44% of software developers say that fixing defects is their biggest pain point, with 52% saying that they would rather use the time spent resolving defects to build new features. Embracing quality engineering is a proven strategy to help developers shift their focus from reactive fixes to innovating. 62% of DevOps teams with a culture of quality say that they’re able to fix bugs within eight hours, compared to the 20% of teams with siloed testing practices who report needing two days to resolve issues. The key difference is that DevOps teams are much more likely to be practicing continuous testing in a culture of quality, so defects are identified earlier.
AI and Low-Code are Unlocking High Impact Test Automation
The final piece of the puzzle, technology and tools, helps QA teams maximize their work so that they have the capacity to lead organizational change and adopt better processes like continuous testing. Amanda explained that her team is focused on building a culture of quality from the top-down, and doing so requires solutions that enable QA to “bring everyone into our sandbox - help everyone talk about quality from the customer experience, and what the user actually experiences on a day-to-day basis.” With low-code intelligent test automation, Amanda’s team is able to empower the whole organization to have a stake in the Action Edge quality strategy.
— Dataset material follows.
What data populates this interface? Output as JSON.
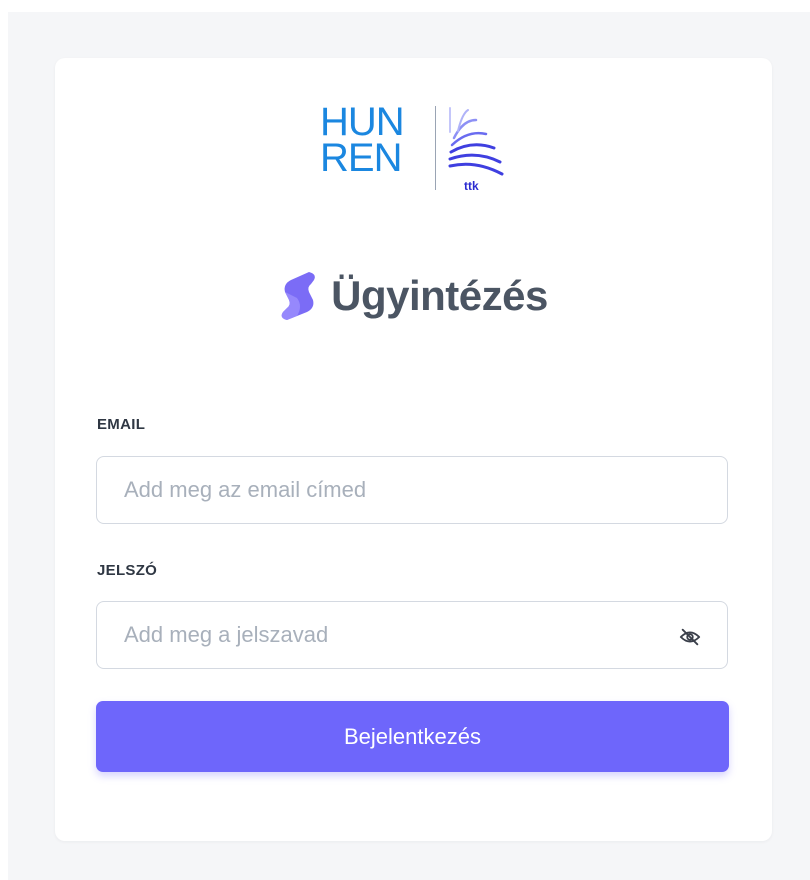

Darrel noted that this democratization of quality shouldn’t be limited to certain team members, saying that “not everyone who cares about quality can necessarily write code or should.” But even experienced test engineers can benefit from low-code test creation, as Darrel noted from his own experience as a software tester. “[Low-code] allows testers to separate the intent of what you're trying to test from the actual implementation of the test. You can think about the product and customer outcome, which is where I want my head to be.”
If low-code simplifies the test creation process, intelligent features like auto-healing further support testers to focus on verifying the user experience by reducing the amount of effort needed to maintain tests. Iryna shared Xandr’s experience:
“We had complex end-to-end scenarios, and were struggling to automate them - essentially spending more time trying to figure out how to implement our tests instead of focusing on the user experience. Mabl really helped us automate those user journeys and expand testing to better reflect the customer experience.”
When quality teams have the right solutions for software testing designed for quality engineering, they’re empowered to create effective quality practices that support organizational change. As our panelists noted throughout the StarEAST session, the state of quality engineering is one of transition, transformation, and momentum. When quality teams lead, development teams can move faster and customers have better experiences.
Start your quality engineering journey with mabl’s two week free trial and see how low-code, intelligent test automation can empower your team.